Health Minister Dr Dzulkefly Ahmad said the initiative focused on early detection of non-communicable diseases.
"We came out with a study on the challenges to the current state of health (in society) ... PeKa B40 is truly a game changer in the perspective of health because it focuses on preventive, predictive, screening and treatment measures, " he said in an exclusive interview with Bernama.
The scheme offers benefits such as health screening, medical equipment aid, incentives to complete cancer treatment and transportation fare incentives to recipients of Cost of Living Aid (BSH) and their spouses aged 40 and above.
Health screening is free at health clinics and registered private clinics. As of Dec 21, 220,314 people nationwide had undergone health screening through the scheme.
He said Peka B40 was also able to strengthen co-operation between government health centres (KK) and private clinics when most of the implementers of the scheme were private general practitioners (GPs).
"Peka B40 has 1,618 GP and 893 health clinics (KK) ...about two-thirds are taken up by GPs and one-third by health clinics... altogether there are 2,511, this is among the examples, about how the manifesto which mentioned about (strengthening) the private-public collaboration (in healthcare), which I immediately implemented, " he said.
He said the achievements of the Ministry of Health's over the last year could be seen through several initiatives including the Peka B40 that had been implemented, thus proving his commitment in fulfilling the Pakatan Harapan Manifesto in the 14th General Election.
The Harapan Manifesto under the Nine Promises, among others, said the government would improve access and quality of health services to all communities, especially the under-privileged group or B40.
Dzulkefly said another milestone over the last year was the implementation of the 'virtual clinic' pilot project at five Health Clinics starting last May.
"The Virtual Clinical Services involved are KK Section 7, Shah Alam, Selangor; KK Seberang Jaya, Penang; KK Putrajaya Precinct 8; KK Luyang, Sabah; and KK Tudan Miri, Sarawak... and we will expand it to the entire country, " he said.
The service system was launched in line with the digital age and is an initiative of the Health Ministry to improve the efficiency of outpatient care.
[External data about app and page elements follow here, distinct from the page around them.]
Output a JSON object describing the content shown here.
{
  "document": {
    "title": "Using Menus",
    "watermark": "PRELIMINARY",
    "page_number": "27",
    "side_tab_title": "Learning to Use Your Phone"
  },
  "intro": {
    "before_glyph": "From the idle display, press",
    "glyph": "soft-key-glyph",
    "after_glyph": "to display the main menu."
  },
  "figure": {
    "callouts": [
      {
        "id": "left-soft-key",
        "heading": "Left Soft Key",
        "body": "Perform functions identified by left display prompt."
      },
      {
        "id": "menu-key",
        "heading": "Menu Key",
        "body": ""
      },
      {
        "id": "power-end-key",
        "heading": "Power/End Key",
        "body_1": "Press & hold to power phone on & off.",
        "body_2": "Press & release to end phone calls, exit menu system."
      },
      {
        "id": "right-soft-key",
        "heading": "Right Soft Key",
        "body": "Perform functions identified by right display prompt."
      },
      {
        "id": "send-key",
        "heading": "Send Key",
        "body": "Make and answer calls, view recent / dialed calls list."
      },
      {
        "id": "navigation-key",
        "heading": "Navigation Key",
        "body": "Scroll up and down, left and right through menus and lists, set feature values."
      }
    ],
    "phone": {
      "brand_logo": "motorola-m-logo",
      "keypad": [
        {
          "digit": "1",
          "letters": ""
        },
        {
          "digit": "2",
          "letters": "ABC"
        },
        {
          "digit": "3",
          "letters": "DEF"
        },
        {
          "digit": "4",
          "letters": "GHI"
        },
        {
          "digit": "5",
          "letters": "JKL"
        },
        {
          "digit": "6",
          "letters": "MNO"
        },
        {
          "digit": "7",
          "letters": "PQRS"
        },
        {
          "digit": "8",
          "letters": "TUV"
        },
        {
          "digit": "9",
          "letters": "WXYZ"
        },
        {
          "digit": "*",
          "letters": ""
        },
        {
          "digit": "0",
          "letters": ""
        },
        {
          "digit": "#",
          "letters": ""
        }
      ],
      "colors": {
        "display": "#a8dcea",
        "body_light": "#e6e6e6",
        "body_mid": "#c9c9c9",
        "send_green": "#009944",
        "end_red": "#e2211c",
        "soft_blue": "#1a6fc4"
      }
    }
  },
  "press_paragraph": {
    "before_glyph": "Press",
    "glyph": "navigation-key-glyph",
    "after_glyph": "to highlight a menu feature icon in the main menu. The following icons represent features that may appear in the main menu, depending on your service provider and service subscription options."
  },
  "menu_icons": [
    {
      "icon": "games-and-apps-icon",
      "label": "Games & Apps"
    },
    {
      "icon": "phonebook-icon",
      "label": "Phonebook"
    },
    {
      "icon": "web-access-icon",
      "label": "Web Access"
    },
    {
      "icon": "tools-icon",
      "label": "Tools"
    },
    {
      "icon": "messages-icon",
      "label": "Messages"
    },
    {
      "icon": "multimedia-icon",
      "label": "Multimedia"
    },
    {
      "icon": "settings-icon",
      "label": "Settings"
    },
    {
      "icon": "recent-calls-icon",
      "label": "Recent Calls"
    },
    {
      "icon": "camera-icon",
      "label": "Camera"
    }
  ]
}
Virtual clinics give patients the option to access healthcare online and do not need to consult a doctor or medical practitioner early.
He said the ministry's success was also evident when the ministry received a sum of RM60 million to provide free pneumococcal vaccines to all children through the National Immunisation Programme from 2020.
"Therefore, we will devise strategies on how to use that provision in the best possible manner to ensure that all children benefit from the programme," he added.
On the Harapan Manifesto to address the exorbitant cost of healthcare, he said the Health Ministry had held discussions with industry players before formulating ideas for a medicine price control co-ordinating implementation mechanism nationwide.
“I am aware of the cost of drugs, especially in the private sector... this is why we are very particular about restraining or maintaining healthcare cost and we mooted the idea of drug price control. This matter is still being discussed and we have already engaged the GPs, pharmacists and others... This is all in the effort to ensure our healthcare cost will be managed well,” he said.
Last November, Dzulkefly was reported to have said that a working paper on medicine price control was being worked on and the Health Ministry would co-operate with the Ministry of Domestic Trade and Consumer Affairs to tackle the problem.